As the condition progresses, scaling and pus-filled blisters appear on the scalp, causing inflammation of the hair follicles. Severe inflammation can permanently damage the hair follicle, causing it to produce weaker strands of hair until it is no longer viable and loses the ability to regrow hair. Traction alopecia usually affects mainly the front and side of the scalp, but depending on your hairstyle, you may also notice hair loss on other areas of the scalp.
Left untreated, the hair follicles in the affected area may become scarred, permanently damaged, and unable to produce hair. Unlike other types of alopecia that cause patches of hair loss on the scalp, traction alopecia typically only affects the hair follicle and hair that has been stressed and pulled.
How To Prevent Traction Alopecia
Traction alopecia is preventable by wearing low to moderate risk hairstyles. Low-risk hairstyles include loose ponytails and buns worn low on your head rather than high, with loose braids, cornrows, and dreadlocks only slightly riskier. The safest way to protect your scalp and hair is to wear a natural hairstyle, cut to a healthy length.
Change your hairstyle frequently and make sure that braids and weaves are not too tight, especially around the hairline. Change the style or pattern of braids and twisted hairstyles and avoid rubber bands and elastic ponytail holders. Choose thick braids rather than thin ones and only leave braids and extensions in for a short amount of time.
If you decide on a weave or extensions, use natural rather than chemically processed hair. When you're in the stylist's chair, if weaves and braids are tight and painful, ask your stylist to redo them, and if hair extensions cause pain or irritate your scalp, remove them immediately.
Avoid using chemical treatments, and when using a flat iron, blow-dryer, or other hot styling tools, use a low heat setting and keep exposure to a minimum. Wrapping your hair in a satin scarf or sleeping on a satin pillowcase can also protect your hair from being pulled as you sleep.
The Leaders in Thinning Hair and Hair Loss Solutions
Traction alopecia was first identified by doctors in the early 1900s when they observed that women who consistently wore tight hairstyles were more likely to lose hair along their hairline. The issue can be challenging to treat if you have had hair loss for a long time because of scarring and permanent damage to the hair follicles, but it is preventable and, if caught early, treatable.
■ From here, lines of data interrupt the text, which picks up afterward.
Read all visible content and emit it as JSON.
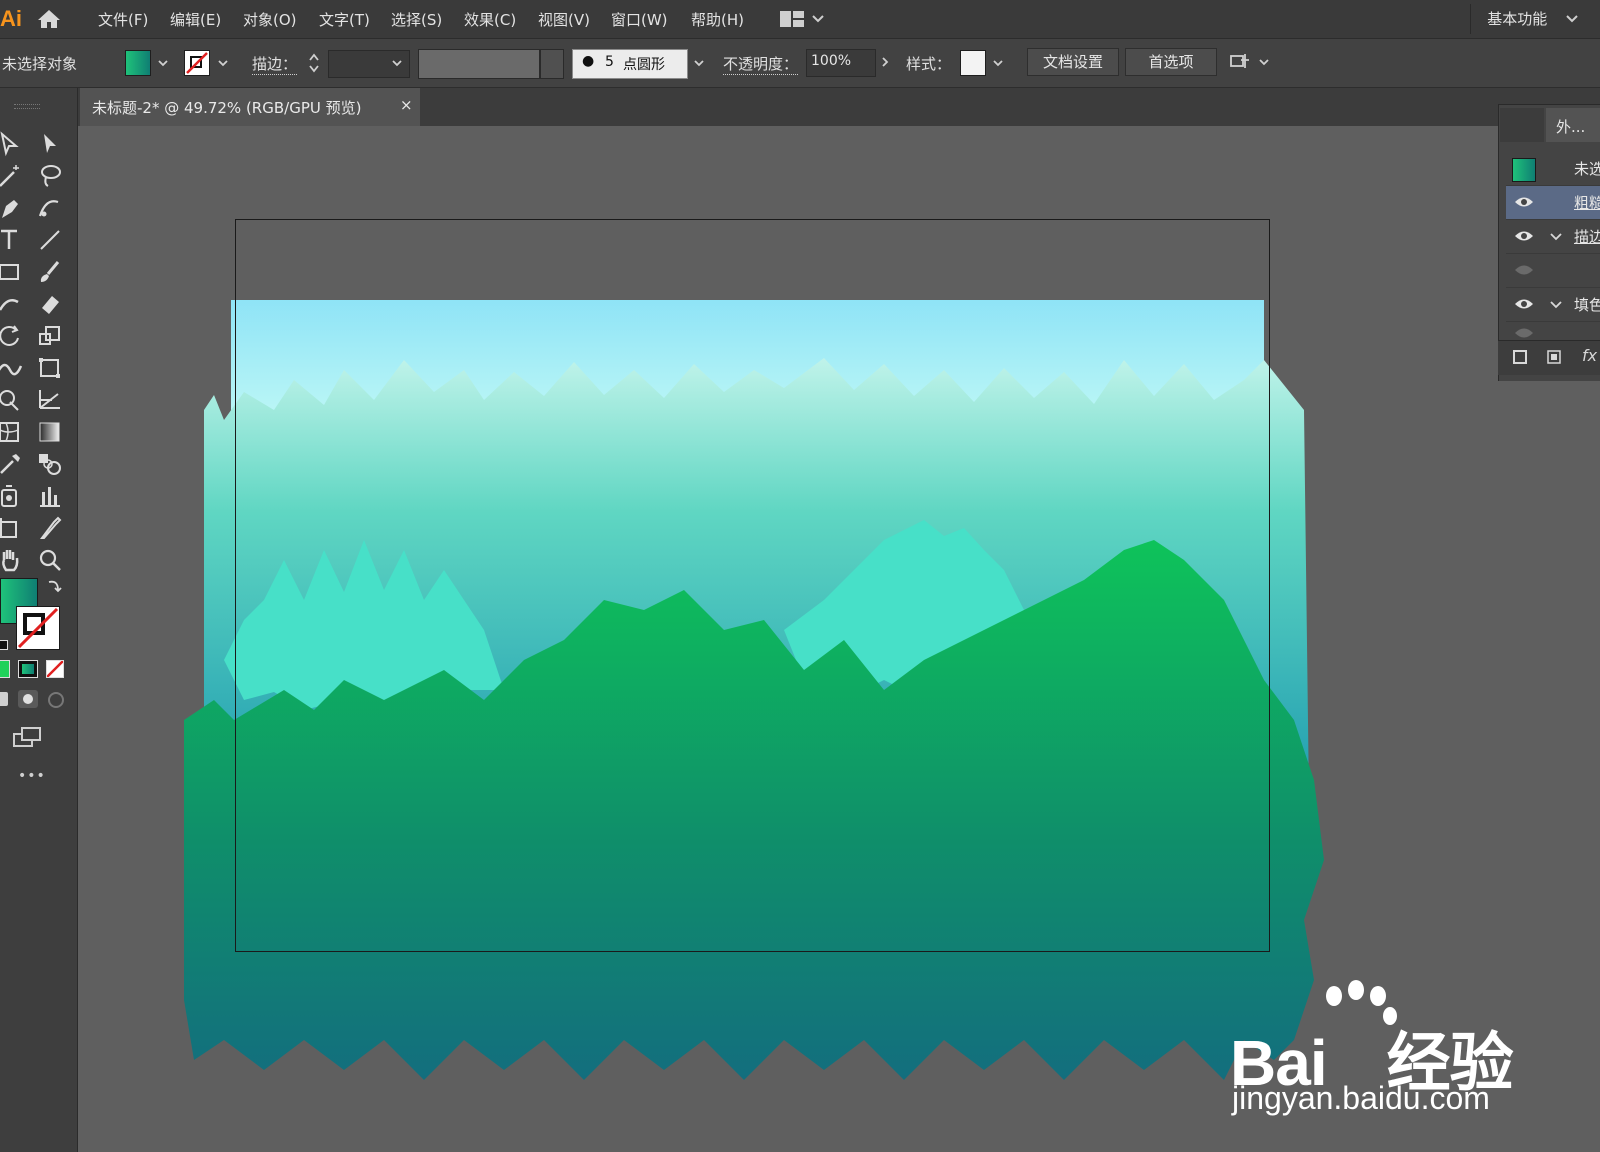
{
  "app": {
    "logo": "Ai"
  },
  "menu": {
    "items": [
      "文件(F)",
      "编辑(E)",
      "对象(O)",
      "文字(T)",
      "选择(S)",
      "效果(C)",
      "视图(V)",
      "窗口(W)",
      "帮助(H)"
    ],
    "workspace": "基本功能"
  },
  "controlbar": {
    "selection_status": "未选择对象",
    "stroke_label": "描边：",
    "brush_size": "5",
    "brush_name": "点圆形",
    "opacity_label": "不透明度：",
    "opacity_value": "100%",
    "style_label": "样式：",
    "doc_setup_button": "文档设置",
    "preferences_button": "首选项"
  },
  "document": {
    "tab_title": "未标题-2* @ 49.72% (RGB/GPU 预览)",
    "close_glyph": "×"
  },
  "appearance_panel": {
    "tab_label": "外...",
    "rows": [
      {
        "label": "未选",
        "visible": null
      },
      {
        "label": "粗糙",
        "visible": true
      },
      {
        "label": "描边",
        "visible": true
      },
      {
        "label": "",
        "visible": false
      },
      {
        "label": "填色",
        "visible": true
      },
      {
        "label": "",
        "visible": false
      }
    ],
    "fx_label": "fx"
  },
  "toolbar": {
    "more_glyph": "•••"
  },
  "colors": {
    "accent_fill_start": "#1fc27a",
    "accent_fill_end": "#0f7e73",
    "sky_top": "#6fd6f7",
    "sky_mid": "#c8fcf6",
    "grass_light": "#47e0c8",
    "grass_green": "#0ec35a",
    "grass_dark": "#136e7e"
  },
  "watermark": {
    "brand": "Bai",
    "brand_suffix": "经验",
    "url": "jingyan.baidu.com"
  }
}
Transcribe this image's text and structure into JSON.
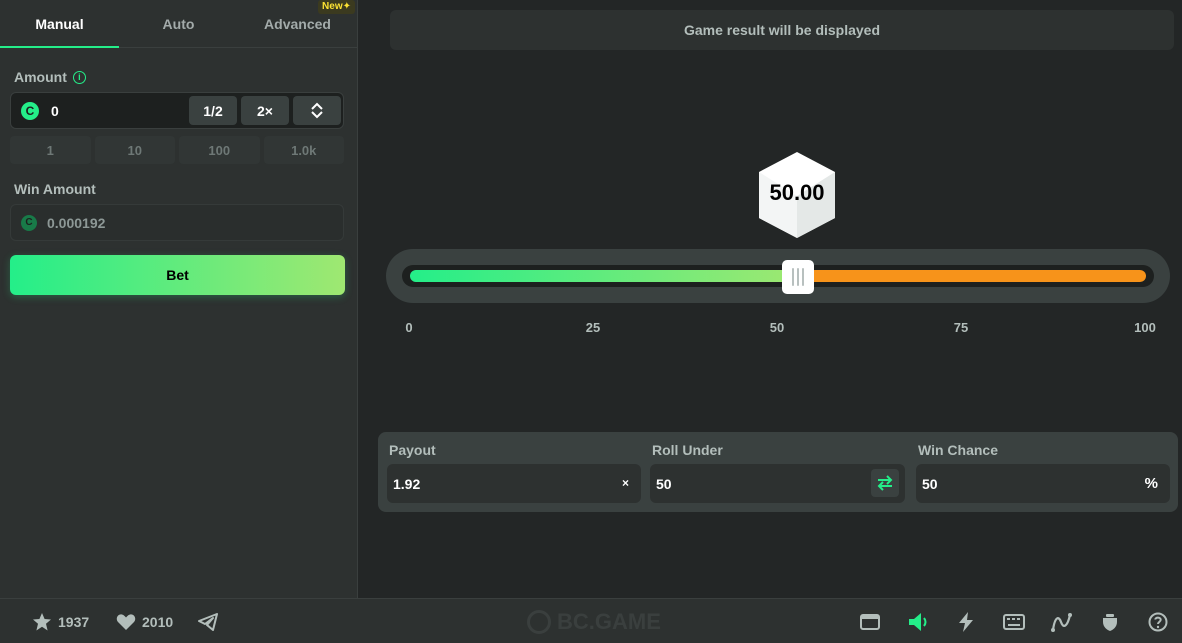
{
  "tabs": [
    {
      "label": "Manual",
      "active": true
    },
    {
      "label": "Auto",
      "active": false
    },
    {
      "label": "Advanced",
      "active": false,
      "badge": "New"
    }
  ],
  "amount": {
    "label": "Amount",
    "value": "0",
    "half_label": "1/2",
    "double_label": "2×",
    "quick": [
      "1",
      "10",
      "100",
      "1.0k"
    ]
  },
  "win_amount": {
    "label": "Win Amount",
    "value": "0.000192"
  },
  "bet_label": "Bet",
  "result_text": "Game result will be displayed",
  "dice_value": "50.00",
  "slider": {
    "value": 50,
    "ticks": [
      "0",
      "25",
      "50",
      "75",
      "100"
    ]
  },
  "stats": {
    "payout": {
      "label": "Payout",
      "value": "1.92",
      "suffix": "×"
    },
    "roll_under": {
      "label": "Roll Under",
      "value": "50"
    },
    "win_chance": {
      "label": "Win Chance",
      "value": "50",
      "suffix": "%"
    }
  },
  "footer": {
    "stars": "1937",
    "likes": "2010",
    "brand": "BC.GAME",
    "icons": [
      "star-icon",
      "heart-icon",
      "telegram-icon",
      "card-icon",
      "sound-icon",
      "lightning-icon",
      "keyboard-icon",
      "chart-icon",
      "fairness-icon",
      "help-icon"
    ]
  },
  "colors": {
    "accent": "#24ee89",
    "accent_end": "#9fe871",
    "over": "#f7931a",
    "bg": "#232626",
    "panel": "#2d3130"
  }
}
If you are noticing hair loss along the hairline or other symptoms, our trained staff can help you determine if your hair loss is traction alopecia or caused by another factor. Hair loss is a concern for many people, and taking action early is critical. To learn more about traction alopecia and what treatment options are available to you, contact us today and schedule your FREE initial consultation.